“He’s going nuts,” you suggest (I know, your intent is humorously innocent).  Losing sleep over these kinds of thoughts is, I suppose, one weird effect- one huge price- of being unemployed, i.e. retired from Medicine, with excess time to spend on such things.  Plus, I suspect this sort of nervous pre-sunrise exercise is brought on by the Trump News:  the numerous eye-popping events of this fortnight.  Now Trump is fleeing the country on his religious World Tour- well, good luck World, we’ll genuflect for you when he gets to Rome!

In the context of the sinking presidency, it seems I’m experiencing the urgent need to deconstruct, to expel specific offensive thoughts, even chunks of memory.  I’ve cut out the first letter, the first vowel.  Oh, if only it were possible to reverse history, to possess such fine control over life!

Sanctuary III

Meantime the “Big Ditch” is alive with teams and scrapers, and the canyon resounds with blasting.  It awes me to see how big this scheme is….  The finished section, so far hardly more than a half mile, eighty feet wide at the top, fifty at the bottom.  The twelve-foot banks slope back at the “angle of repose,” which means the angle at which dirt and pebbles stop rolling.

– Wallace Stegner, Angle of Repose

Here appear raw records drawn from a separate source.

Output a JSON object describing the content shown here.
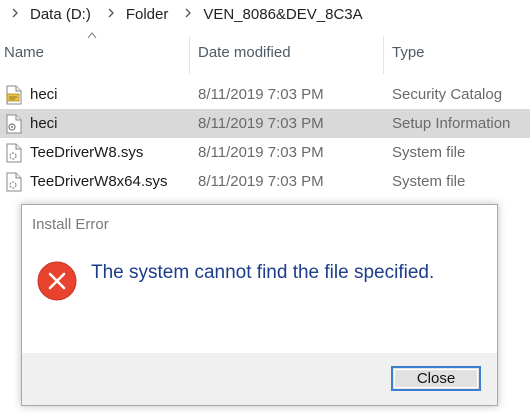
{
  "breadcrumb": {
    "items": [
      {
        "label": "Data (D:)"
      },
      {
        "label": "Folder"
      },
      {
        "label": "VEN_8086&DEV_8C3A"
      }
    ]
  },
  "columns": {
    "name": "Name",
    "date_modified": "Date modified",
    "type": "Type",
    "sort_indicator": "ascending-on-name"
  },
  "files": [
    {
      "name": "heci",
      "date": "8/11/2019 7:03 PM",
      "type": "Security Catalog",
      "icon": "security-catalog-icon",
      "selected": false
    },
    {
      "name": "heci",
      "date": "8/11/2019 7:03 PM",
      "type": "Setup Information",
      "icon": "setup-information-icon",
      "selected": true
    },
    {
      "name": "TeeDriverW8.sys",
      "date": "8/11/2019 7:03 PM",
      "type": "System file",
      "icon": "system-file-icon",
      "selected": false
    },
    {
      "name": "TeeDriverW8x64.sys",
      "date": "8/11/2019 7:03 PM",
      "type": "System file",
      "icon": "system-file-icon",
      "selected": false
    }
  ],
  "dialog": {
    "title": "Install Error",
    "message": "The system cannot find the file specified.",
    "icon": "error-icon",
    "close_label": "Close"
  },
  "colors": {
    "selected_row": "#d9d9d9",
    "message_text": "#1d3c8c",
    "error_red": "#e8432f",
    "button_focus": "#3c7fd1"
  }
}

At our Immigrant Sanctuary meeting last night, we heard about the 700-1,000 new arrivals per year in Alameda County, the terrifying situations they are forced to flee in their home countries, deep traumas compounded by their abysmal living conditions now, and the unshakable anxiety with which their days pass.  Either because of government restrictions or their own fear of deportation, these immigrants receive no cash aid, food, housing or education.  They do have access to medical care, but, unwilling to reveal their illegal status and risk being torn away from their families, they will avoid showing up at a public clinic until illness has progressed to a desperate stage, often beyond treatment.  The safety net for them is thin, and in many cases, nonexistent.

The ramped-up detention and deportation aimed at these people by ICE and our Chaos President is based on the perceived threat that they pose to our national security.  So ICE is cleared to blast away, and let the rocks fall where they may.  Their bosses in Washington are willing to risk the pain and suffering these immigrant families will go through:  when the dust clears and the pebbles stop rolling, they say as objectively as a canal engineer, we’ll just see what angle of repose results from all our blasting.

In a way, the President is performing the same operation in Washington DC:  the explosive developments in just the past eight days have sent dirt and debris flying in all directions.  Not a day goes by without some new, spectacular revelation, and it’s exhausting just to write about them.  Suspicious firings, false and contradictory explanations from the White House, mis-directions via the Justice Department, threats of “tapes,” attempts to obstruct justice, and on and on:  it awes me to see how big this scheme is.  What will be the angle of repose?  The news has been jaw-dropping, really.  And how ironic is it that those poor immigrants are seen to pose some sort of threat to national security, when, the day after firing the FBI director who is investigating his campaign’s links to Russia, the Chaos President is spilling national secrets to known Russian spies right in the Oval Office?

Excuse me, I dropped my jaw in the other room- be back soon.